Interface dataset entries

######

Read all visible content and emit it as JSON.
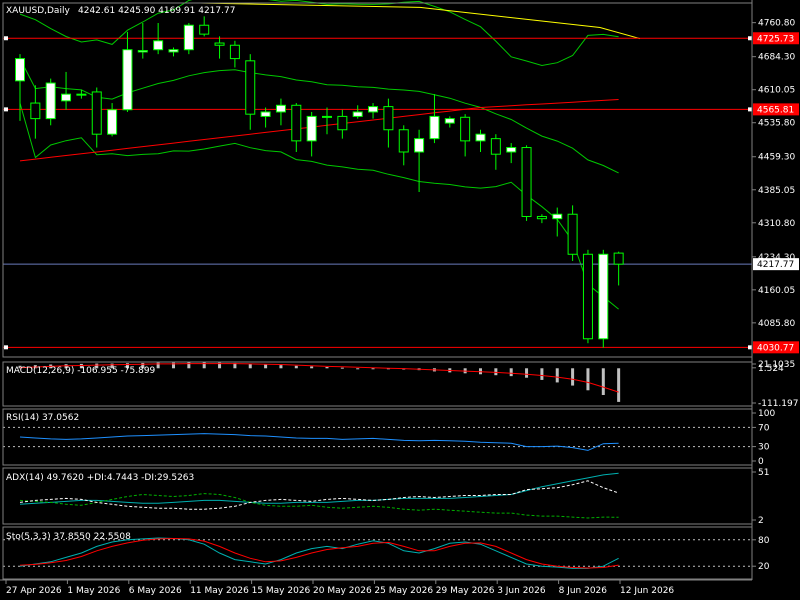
{
  "header": {
    "symbol": "XAUUSD,Daily",
    "ohlc": "4242.61 4245.90 4169.91 4217.77"
  },
  "colors": {
    "background": "#000000",
    "separator": "#808080",
    "bull": "#ffffff",
    "bear": "#000000",
    "wick": "#00ff00",
    "bollinger": "#00c800",
    "slow_ma": "#ff0000",
    "long_ma": "#ffff00",
    "hline": "#ff0000",
    "bid_line": "#6a7bbd",
    "macd_hist": "#c0c0c0",
    "macd_signal": "#ff0000",
    "rsi": "#1e90ff",
    "adx_main": "#00b0b0",
    "adx_dip": "#00b000",
    "adx_dim": "#ffffff",
    "sto_main": "#00b0b0",
    "sto_signal": "#ff0000",
    "label_red_bg": "#ff0000",
    "label_white_bg": "#ffffff"
  },
  "price_panel": {
    "ylim": [
      4009.0,
      4805.0
    ],
    "tick_labels": [
      "4760.80",
      "4684.30",
      "4610.05",
      "4535.80",
      "4459.30",
      "4385.05",
      "4310.80",
      "4234.30",
      "4160.05",
      "4085.80"
    ],
    "tick_values": [
      4760.8,
      4684.3,
      4610.05,
      4535.8,
      4459.3,
      4385.05,
      4310.8,
      4234.3,
      4160.05,
      4085.8
    ],
    "hlines": [
      {
        "label": "4725.73",
        "value": 4725.73
      },
      {
        "label": "4565.81",
        "value": 4565.81
      },
      {
        "label": "4030.77",
        "value": 4030.77
      }
    ],
    "current_price": {
      "label": "4217.77",
      "value": 4217.77
    }
  },
  "chart_data": {
    "type": "candlestick",
    "series": [
      {
        "name": "XAUUSD,Daily",
        "candles": [
          {
            "o": 4630,
            "h": 4690,
            "l": 4540,
            "c": 4680
          },
          {
            "o": 4580,
            "h": 4620,
            "l": 4500,
            "c": 4545
          },
          {
            "o": 4545,
            "h": 4635,
            "l": 4530,
            "c": 4625
          },
          {
            "o": 4585,
            "h": 4650,
            "l": 4565,
            "c": 4600
          },
          {
            "o": 4600,
            "h": 4610,
            "l": 4590,
            "c": 4598
          },
          {
            "o": 4605,
            "h": 4615,
            "l": 4480,
            "c": 4510
          },
          {
            "o": 4510,
            "h": 4580,
            "l": 4505,
            "c": 4565
          },
          {
            "o": 4565,
            "h": 4740,
            "l": 4560,
            "c": 4700
          },
          {
            "o": 4695,
            "h": 4760,
            "l": 4680,
            "c": 4698
          },
          {
            "o": 4700,
            "h": 4760,
            "l": 4690,
            "c": 4720
          },
          {
            "o": 4695,
            "h": 4705,
            "l": 4685,
            "c": 4700
          },
          {
            "o": 4700,
            "h": 4760,
            "l": 4690,
            "c": 4755
          },
          {
            "o": 4755,
            "h": 4775,
            "l": 4730,
            "c": 4735
          },
          {
            "o": 4715,
            "h": 4730,
            "l": 4680,
            "c": 4710
          },
          {
            "o": 4710,
            "h": 4720,
            "l": 4660,
            "c": 4680
          },
          {
            "o": 4675,
            "h": 4690,
            "l": 4520,
            "c": 4555
          },
          {
            "o": 4550,
            "h": 4570,
            "l": 4525,
            "c": 4560
          },
          {
            "o": 4560,
            "h": 4590,
            "l": 4530,
            "c": 4575
          },
          {
            "o": 4575,
            "h": 4580,
            "l": 4470,
            "c": 4495
          },
          {
            "o": 4495,
            "h": 4560,
            "l": 4460,
            "c": 4550
          },
          {
            "o": 4550,
            "h": 4570,
            "l": 4510,
            "c": 4548
          },
          {
            "o": 4550,
            "h": 4565,
            "l": 4500,
            "c": 4520
          },
          {
            "o": 4550,
            "h": 4575,
            "l": 4545,
            "c": 4560
          },
          {
            "o": 4560,
            "h": 4580,
            "l": 4545,
            "c": 4572
          },
          {
            "o": 4572,
            "h": 4590,
            "l": 4480,
            "c": 4520
          },
          {
            "o": 4520,
            "h": 4530,
            "l": 4440,
            "c": 4470
          },
          {
            "o": 4470,
            "h": 4520,
            "l": 4380,
            "c": 4500
          },
          {
            "o": 4500,
            "h": 4600,
            "l": 4490,
            "c": 4550
          },
          {
            "o": 4535,
            "h": 4550,
            "l": 4525,
            "c": 4545
          },
          {
            "o": 4548,
            "h": 4555,
            "l": 4460,
            "c": 4495
          },
          {
            "o": 4495,
            "h": 4520,
            "l": 4470,
            "c": 4510
          },
          {
            "o": 4500,
            "h": 4510,
            "l": 4430,
            "c": 4465
          },
          {
            "o": 4470,
            "h": 4490,
            "l": 4445,
            "c": 4480
          },
          {
            "o": 4480,
            "h": 4485,
            "l": 4315,
            "c": 4325
          },
          {
            "o": 4325,
            "h": 4330,
            "l": 4310,
            "c": 4320
          },
          {
            "o": 4320,
            "h": 4345,
            "l": 4280,
            "c": 4330
          },
          {
            "o": 4330,
            "h": 4350,
            "l": 4225,
            "c": 4240
          },
          {
            "o": 4240,
            "h": 4250,
            "l": 4040,
            "c": 4050
          },
          {
            "o": 4050,
            "h": 4250,
            "l": 4030,
            "c": 4240
          },
          {
            "o": 4242.61,
            "h": 4245.9,
            "l": 4169.91,
            "c": 4217.77
          }
        ]
      }
    ]
  },
  "time_axis": {
    "labels": [
      "27 Apr 2026",
      "1 May 2026",
      "6 May 2026",
      "11 May 2026",
      "15 May 2026",
      "20 May 2026",
      "25 May 2026",
      "29 May 2026",
      "3 Jun 2026",
      "8 Jun 2026",
      "12 Jun 2026"
    ],
    "candle_index": [
      0,
      4,
      8,
      12,
      16,
      20,
      24,
      28,
      32,
      36,
      40
    ]
  },
  "macd": {
    "label": "MACD(12,26,9) -106.955 -75.899",
    "ylim": [
      -120,
      20
    ],
    "tick_labels": [
      "21.1035",
      "1.524",
      "-111.197"
    ],
    "tick_values": [
      21.1035,
      1.524,
      -111.197
    ],
    "hist": [
      8,
      10,
      12,
      13,
      14,
      15,
      15,
      16,
      17,
      18,
      18,
      19,
      19,
      18,
      17,
      15,
      12,
      10,
      8,
      6,
      4,
      2,
      0,
      -1,
      -2,
      -4,
      -6,
      -10,
      -13,
      -16,
      -19,
      -22,
      -25,
      -30,
      -37,
      -45,
      -55,
      -70,
      -85,
      -106.955
    ],
    "signal": [
      2,
      4,
      6,
      8,
      9,
      10,
      11,
      12,
      13,
      14,
      14,
      15,
      15,
      15,
      15,
      14,
      13,
      12,
      10,
      8,
      6,
      5,
      3,
      2,
      0,
      -1,
      -3,
      -5,
      -7,
      -9,
      -11,
      -13,
      -16,
      -19,
      -23,
      -28,
      -35,
      -45,
      -60,
      -75.899
    ]
  },
  "rsi": {
    "label": "RSI(14) 37.0562",
    "tick_labels": [
      "100",
      "70",
      "30",
      "0"
    ],
    "tick_values": [
      100,
      70,
      30,
      0
    ],
    "levels": [
      70,
      30
    ],
    "values": [
      50,
      48,
      46,
      45,
      46,
      48,
      50,
      52,
      53,
      54,
      55,
      56,
      57,
      56,
      55,
      53,
      52,
      50,
      48,
      47,
      47,
      45,
      46,
      47,
      45,
      43,
      42,
      43,
      42,
      41,
      39,
      38,
      37,
      30,
      30,
      31,
      28,
      22,
      36,
      37.0562
    ]
  },
  "adx": {
    "label": "ADX(14) 49.7620 +DI:4.7443 -DI:29.5263",
    "tick_labels": [
      "51",
      "2"
    ],
    "tick_values": [
      51,
      2
    ],
    "ylim": [
      2,
      51
    ],
    "main": [
      18,
      19,
      20,
      21,
      22,
      22,
      21,
      20,
      19,
      19,
      20,
      21,
      22,
      22,
      21,
      20,
      19,
      19,
      20,
      20,
      20,
      21,
      22,
      22,
      23,
      24,
      24,
      24,
      24,
      25,
      26,
      27,
      28,
      32,
      36,
      39,
      42,
      45,
      48,
      49.762
    ],
    "plus_di": [
      22,
      21,
      20,
      18,
      17,
      20,
      23,
      26,
      28,
      27,
      26,
      27,
      29,
      28,
      25,
      20,
      17,
      16,
      16,
      17,
      15,
      14,
      15,
      16,
      15,
      13,
      12,
      13,
      12,
      11,
      10,
      9,
      9,
      7,
      6,
      6,
      5,
      4,
      5,
      4.7443
    ],
    "minus_di": [
      20,
      22,
      23,
      24,
      23,
      20,
      18,
      16,
      15,
      14,
      14,
      13,
      13,
      14,
      16,
      20,
      22,
      23,
      22,
      21,
      23,
      24,
      23,
      22,
      23,
      25,
      26,
      25,
      26,
      27,
      27,
      28,
      28,
      33,
      34,
      35,
      38,
      42,
      35,
      29.5263
    ]
  },
  "sto": {
    "label": "Sto(5,3,3) 37.8550 22.5508",
    "tick_labels": [
      "80",
      "20"
    ],
    "tick_values": [
      80,
      20
    ],
    "levels": [
      80,
      20
    ],
    "main": [
      20,
      25,
      30,
      40,
      50,
      65,
      75,
      80,
      82,
      84,
      83,
      80,
      70,
      50,
      35,
      30,
      25,
      35,
      50,
      60,
      65,
      60,
      70,
      78,
      72,
      55,
      50,
      60,
      72,
      75,
      70,
      55,
      40,
      25,
      20,
      18,
      15,
      15,
      20,
      37.855
    ],
    "signal": [
      22,
      24,
      28,
      33,
      42,
      55,
      65,
      73,
      79,
      82,
      83,
      82,
      77,
      65,
      50,
      38,
      30,
      32,
      40,
      50,
      58,
      62,
      65,
      72,
      74,
      65,
      55,
      55,
      65,
      72,
      73,
      65,
      50,
      35,
      25,
      20,
      17,
      16,
      17,
      22.5508
    ]
  }
}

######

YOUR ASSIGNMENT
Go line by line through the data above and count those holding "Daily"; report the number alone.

EXERCISE OUTPUT
2